Before talking about the rally, we still have a few ‘coming out’ stories to share. Here is the story of Celene De La Cruz, a young person with a DREAM. If you want us to share your story, please send it to us at

Having just turned twelve, what just mattered to me was trying to get in one of the best secondary schools in the area. I did my work and got the grades—I was so excited to know all my hard work had paid off. I got into one of the best schools. One day, my mother told me that we would be moving to the USA—I was destroyed and so upset. How could my parents do this to me? I missed my dad, who had been in the USA for three years, and I hadn’t seen him. I began to rebel against my mother, “I don’t want to go, please I have my friends and the rest of our family is here. I can’t leave” I would tell her this almost everyday.

In the summer of 2002, I went to my aunt’s house for the last time. She’s like a second mother to me, and to know I wouldn’t be seeing her again just broke my heart. I realized I had to follow my mother and come to the USA so our family would be together and our money troubles could be solved. In July we were in our way to the border; my mother, my sister, my cousin and her daughter, my other cousin, and I. First my little sister and my cousin’s little girl (ages four and five) were picked up by some people who crossed them to the USA.
Then it was our turn. I was terrified; another pair of guys made us walk through the night. We had to do whatever they would tell us. I remember not being able to see clearly; I got caught on a fence; I fell on a puddle of water; and then everyone was told to lie on the ground. All I could think of was “I hope my sister is okay and I hope there’s nothing poisonous on the ground”. We laid there for two hours; I was freezing when they finally told us to keep walking. We reached the spot where we would be picked up by a truck. There were twenty people including us who got into the truck. After we met, I finally got to see my sister, and then they got us in another car which would bring us to my father. I started school that same week; it took us more than a month to get here.

Seventh grade was hard—I couldn’t understand anyone! The only class I felt comfortable in was math. As I went from junior high to high school my grades improved drastically. I was one of the top students in most of my classes. I loved school and I still do. As I reached my twelfth year I began to give up. Why should I try anymore? The cost of school for me was too high. Nevertheless, I finished high school being awarded honor student and I was in the National Honor Society. How many people who have graduated from high school can say that? Not many.

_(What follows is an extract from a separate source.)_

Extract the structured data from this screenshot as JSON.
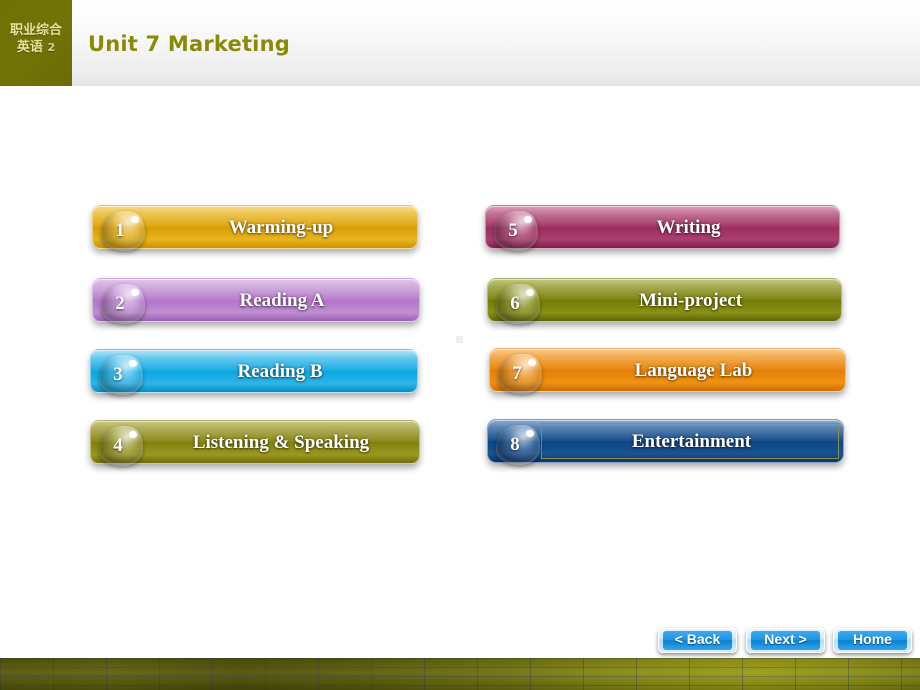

Now, after being out of high school for three years, I haven’t given up the hope that the people of this country will realize how many minds are going to waste instead of being used for good. I’m not just talking about a few—I’m talking about millions. I can’t go back to a country I haven’t lived in for years and where the crime rate is high. I want what millions of undocumented students want: the opportunity to better ourselves and serve this country. But most importantly, I want to stop living in fear.